|发表于: 星期五 六月 29, 2012 12:18 am 发表主题: China shows India way forward
|China shows India way forward
By Urs Schöttli Jun 21 2012
China shows India way forward
ON THE FAST LANE: There is a world of difference between a journey in the Chinese high-speed train from Nanjing to Beijing and a trip on the Rajdhani between Mumbai and Delhi
While there are still many areas, where dozens of millions of Chinese live in third-world conditions, the bulk of the Chinese population is rapidly joining the aspiring middle class. Within half a generation, the Middle Kingdom has risen from desperate poverty and underdevelopment to a middle-income country. Already, the world has to face the question as to when China will join the selected group of high-income countries. While there may be disputes about when this event will happen, there can be hardly any doubts that China will eventually reach this ambitious goal. It will emulate the success that earlier on had been achieved by its neighbours, Japan and South Korea.
In these days of permanent traffic jams in the big cities and frequent delays caused by inclement weather, it makes sense to switch from planes to trains also for longer journeys. The other day, we took the new high-speed train from Beijing to Shanghai. A few years ago, this train journey would have taken 16 to 18 hours, now we reached the metropolis in the Yangtse delta within four-and-a-half hours. No time was lost for commuting to airports. The brand-new railway stations are in the centre of the cities. While there are also security measures in place at Chinese railway stations, the waiting for check-in and security was nothing when compared with the usual procedures at airports.
China is a huge country; around three times the size of India. One of the major goals of the gigantic infrastructure programme of the Chinese government is to massively improve and extend surface transport networks across the country. Unlike in the case of the Indian government, the Chinese authorities stick to their promises, provide the necessary funds and speedily implement plans. There can be no doubt that when it comes to the execution of grand visions and grand projects, China is way ahead of India. It is easy to dismiss this with the argument that China has an authoritarian government, while India is a democracy. The fact is that the Chinese authorities have to deliver because they know that the public will not tolerate endless, empty promises.

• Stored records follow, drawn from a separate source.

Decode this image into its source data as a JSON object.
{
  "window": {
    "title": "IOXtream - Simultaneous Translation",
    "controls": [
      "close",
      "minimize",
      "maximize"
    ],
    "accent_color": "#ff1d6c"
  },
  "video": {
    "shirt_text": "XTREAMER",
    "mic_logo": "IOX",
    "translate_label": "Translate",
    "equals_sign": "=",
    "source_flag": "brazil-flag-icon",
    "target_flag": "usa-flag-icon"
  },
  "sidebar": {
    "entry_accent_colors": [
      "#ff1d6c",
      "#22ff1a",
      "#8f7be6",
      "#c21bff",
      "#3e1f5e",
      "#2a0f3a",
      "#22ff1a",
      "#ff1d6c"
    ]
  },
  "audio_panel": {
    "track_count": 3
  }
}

The determined and speedy development of infrastructure has two major benefits for the country and its population. First, it is a process of continuous accumulation of assets, a true investment in the future. Airports, highways, harbours are built for the long term. Each new project, which has been finished, is added to the capital stock of the country. New, even more ambitious undertakings can make use of the already existing infrastructure. This further accelerates the process of modernisation. Therefore, the already existing huge gap between India and China is getting bigger by the day. Even if India were to finally execute its plans for a massive improvement of its ailing infrastructure, it has scant hope of ever catching up with China.

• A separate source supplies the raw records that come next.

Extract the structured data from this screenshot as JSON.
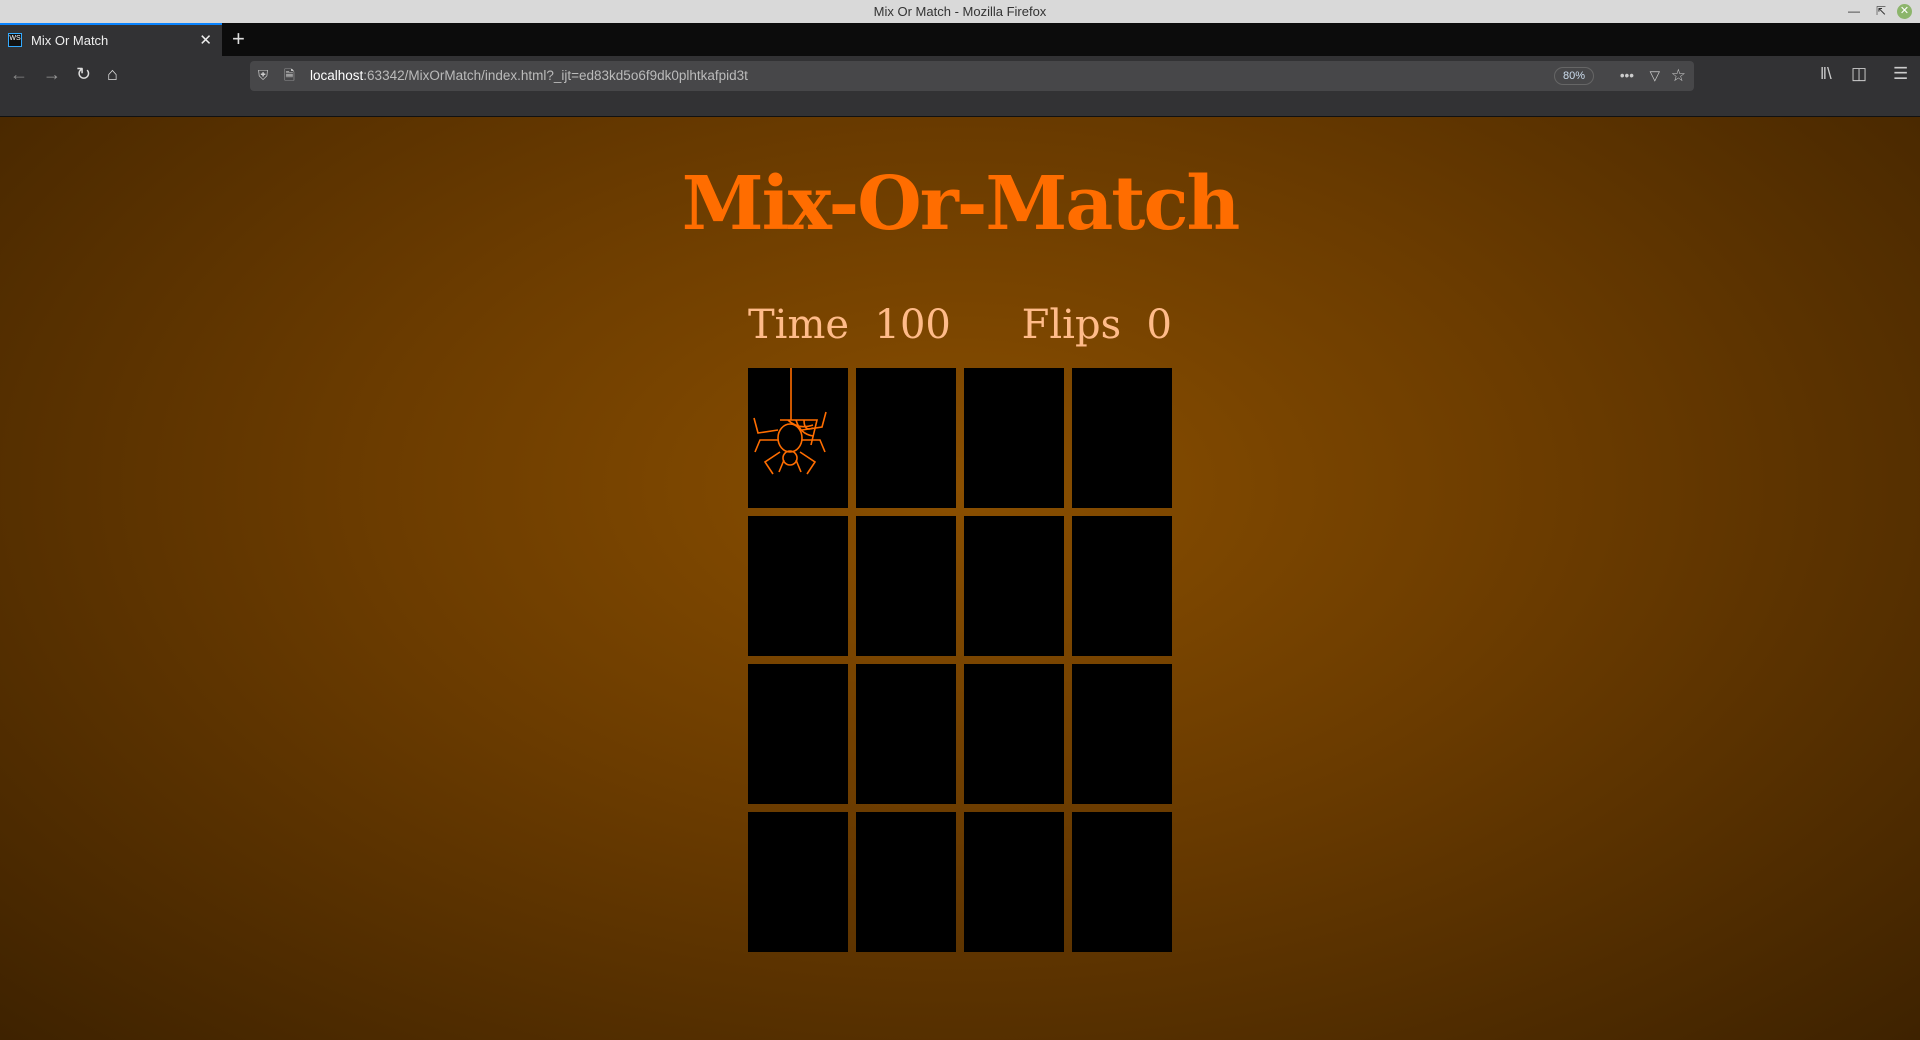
{
  "window": {
    "title": "Mix Or Match - Mozilla Firefox"
  },
  "tab": {
    "label": "Mix Or Match",
    "favicon": "WS"
  },
  "urlbar": {
    "host": "localhost",
    "path": ":63342/MixOrMatch/index.html?_ijt=ed83kd5o6f9dk0plhtkafpid3t",
    "zoom": "80%"
  },
  "game": {
    "title": "Mix-Or-Match",
    "time_label": "Time",
    "time_value": "100",
    "flips_label": "Flips",
    "flips_value": "0",
    "cards": [
      {
        "state": "back",
        "icon": "spider-icon"
      },
      {
        "state": "blank"
      },
      {
        "state": "blank"
      },
      {
        "state": "blank"
      },
      {
        "state": "blank"
      },
      {
        "state": "blank"
      },
      {
        "state": "blank"
      },
      {
        "state": "blank"
      },
      {
        "state": "blank"
      },
      {
        "state": "blank"
      },
      {
        "state": "blank"
      },
      {
        "state": "blank"
      },
      {
        "state": "blank"
      },
      {
        "state": "blank"
      },
      {
        "state": "blank"
      },
      {
        "state": "blank"
      }
    ],
    "colors": {
      "accent": "#ff6d00",
      "text": "#ffbb89",
      "card": "#000000"
    }
  }
}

Furthermore, there is a second, even more important benefit that comes with infrastructure development. It is the rapid modernisation of society, the true exit from a third-world country to a middle-income country, and thereby, the important leap towards one day achieving the status of a high-income country. While India, even with its richer cities has not shed the image of a developing country, China has successfully done that. Shanghai and Beijing, Guangzhou and Shenzhen make New York and London look like poor third-world cities. Soon, the Chinese metropolises will rival Tokyo and Frankfurt.
It is not only hardware, the impressive highways and the glittering skylines that support this impression, it is the people themselves, their behaviour and their appearance. There is a world of difference between a journey in the Chinese high-speed train from Nanjing to Beijing and a trip on the Rajdhani between Mumbai and Delhi. It is not only the speed that makes a huge difference, it is the whole environment. The railway stations in India are primitive and dirty, Chinese stations in major cities can rival the swankiest airports in the world. The Indian carriages are badly maintained and shabby, the Chinese trains put the French TGV and the German ICE to shame. The Chinese railway staff is polite and professional. The hostesses accompanying the train are elegant.
Most of all, it is the passengers that make the difference. A journey on Indian rail is a journey back into third- world conditions, while in China, one hardly realises anymore the difference with western Europe or Japan. Journeys on Indian rail are indicative of a nation that seems to have given up the aspiration of entering into the 21st century. In China, however, the whole atmosphere is of a nation that is on the way to great things, a nation that believes in its future and its capacity to improve. Infrastructure, be it roads or trains, is not simply an issue of material progress and prosperity, it serves first and foremost to lift the people out of sloth and shabbiness. It is this that helps a nation leap into prosperity and respectability. As long as India is stuck with its hopelessly outdated infrastructure, this goal remains beyond reach.
(The writer is the Far East correspondent of Swiss daily Neue Zurcher Zeitung)